In a piece published in the Hill, Bill Press wrote:
Yes, miracles can happen in politics. If Bernie Sanders wins the state of California, and if enough superdelegates have second thoughts about presidential front-runner Hillary Clinton and start switching their votes, the Vermont senator could still end up the Democratic Party’s nominee. But whether that happens or not, whether he wins or loses the party’s crown, Sanders is already the winner of 2016 on several fronts.
Indeed, the big story about Sanders is not how big he loses to Clinton, but how close he came to winning and how amazingly well he performed as a candidate. Consider: In less than a year, the maverick outsider went from being dismissed as a protest candidate to a phenomenal, national superstar who almost upset the powerful and deeply entrenched Clinton political machine and changed American politics forever.

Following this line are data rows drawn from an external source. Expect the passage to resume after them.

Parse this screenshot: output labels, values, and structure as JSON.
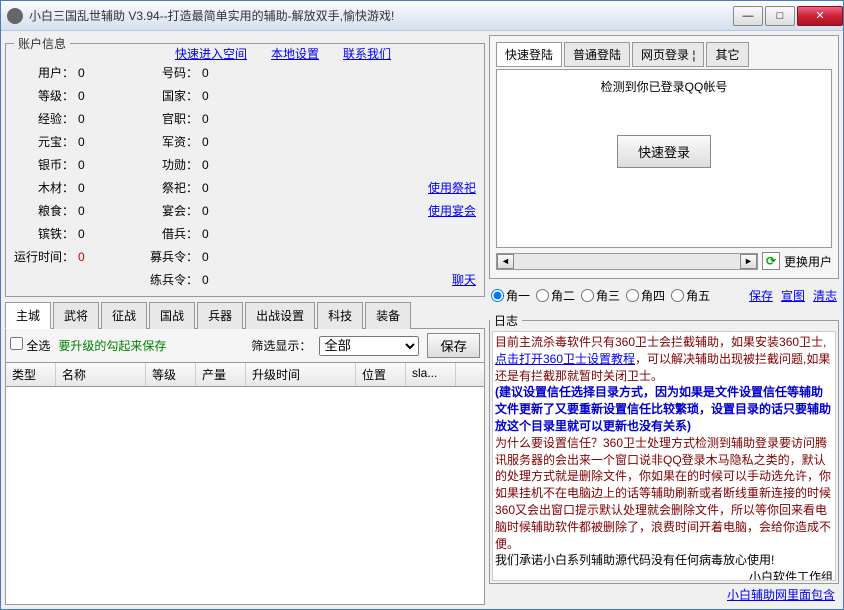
{
  "window": {
    "title": "小白三国乱世辅助 V3.94--打造最简单实用的辅助-解放双手,愉快游戏!"
  },
  "account": {
    "legend": "账户信息",
    "links": {
      "quickspace": "快速进入空间",
      "localSettings": "本地设置",
      "contact": "联系我们"
    },
    "left": [
      {
        "lbl": "用户：",
        "val": "0"
      },
      {
        "lbl": "等级：",
        "val": "0"
      },
      {
        "lbl": "经验：",
        "val": "0"
      },
      {
        "lbl": "元宝：",
        "val": "0"
      },
      {
        "lbl": "银币：",
        "val": "0"
      },
      {
        "lbl": "木材：",
        "val": "0"
      },
      {
        "lbl": "粮食：",
        "val": "0"
      },
      {
        "lbl": "镔铁：",
        "val": "0"
      },
      {
        "lbl": "运行时间：",
        "val": "0",
        "red": true
      }
    ],
    "right": [
      {
        "lbl": "号码：",
        "val": "0"
      },
      {
        "lbl": "国家：",
        "val": "0"
      },
      {
        "lbl": "官职：",
        "val": "0"
      },
      {
        "lbl": "军资：",
        "val": "0"
      },
      {
        "lbl": "功勋：",
        "val": "0"
      },
      {
        "lbl": "祭祀：",
        "val": "0",
        "link": "使用祭祀"
      },
      {
        "lbl": "宴会：",
        "val": "0",
        "link": "使用宴会"
      },
      {
        "lbl": "借兵：",
        "val": "0"
      },
      {
        "lbl": "募兵令：",
        "val": "0"
      },
      {
        "lbl": "练兵令：",
        "val": "0",
        "link": "聊天"
      }
    ]
  },
  "mainTabs": [
    "主城",
    "武将",
    "征战",
    "国战",
    "兵器",
    "出战设置",
    "科技",
    "装备"
  ],
  "filterRow": {
    "selectAll": "全选",
    "hint": "要升级的勾起来保存",
    "filterLabel": "筛选显示：",
    "filterValue": "全部",
    "saveBtn": "保存"
  },
  "tableHeaders": [
    "类型",
    "名称",
    "等级",
    "产量",
    "升级时间",
    "位置",
    "sla..."
  ],
  "login": {
    "tabs": [
      "快速登陆",
      "普通登陆",
      "网页登录",
      "其它"
    ],
    "detectText": "检测到你已登录QQ帐号",
    "quickBtn": "快速登录",
    "switchUser": "更换用户"
  },
  "corners": {
    "items": [
      "角一",
      "角二",
      "角三",
      "角四",
      "角五"
    ],
    "links": [
      "保存",
      "宣图",
      "清志"
    ]
  },
  "log": {
    "legend": "日志",
    "l1a": "目前主流杀毒软件只有360卫士会拦截辅助，如果安装360卫士,",
    "l1b": "点击打开360卫士设置教程",
    "l1c": "，可以解决辅助出现被拦截问题,如果还是有拦截那就暂时关闭卫士。",
    "l2": "(建议设置信任选择目录方式，因为如果是文件设置信任等辅助文件更新了又要重新设置信任比较繁琐，设置目录的话只要辅助放这个目录里就可以更新也没有关系)",
    "l3": "为什么要设置信任？360卫士处理方式检测到辅助登录要访问腾讯服务器的会出来一个窗口说非QQ登录木马隐私之类的，默认的处理方式就是删除文件，你如果在的时候可以手动选允许，你如果挂机不在电脑边上的话等辅助刷新或者断线重新连接的时候360又会出窗口提示默认处理就会删除文件，所以等你回来看电脑时候辅助软件都被删除了，浪费时间开着电脑，会给你造成不便。",
    "l4": "我们承诺小白系列辅助源代码没有任何病毒放心使用!",
    "l5": "小白软件工作组",
    "bottomLink": "小白辅助网里面包含"
  }
}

The numbers alone are impressive. Even before Tuesday’s six primaries, in New Jersey, New Mexico, Montana, North and South Dakota, and California, Sanders had won 20 state contests, received more than 10.2 million votes and collected pledges from 1,566 delegates, according to The Associated Press — more than enough to earn him the right to take his campaign all the way to the Democratic National Convention in July. In 1976, Jerry Brown carried his challenge to Jimmy Carter onto the convention floor with only 301 delegates.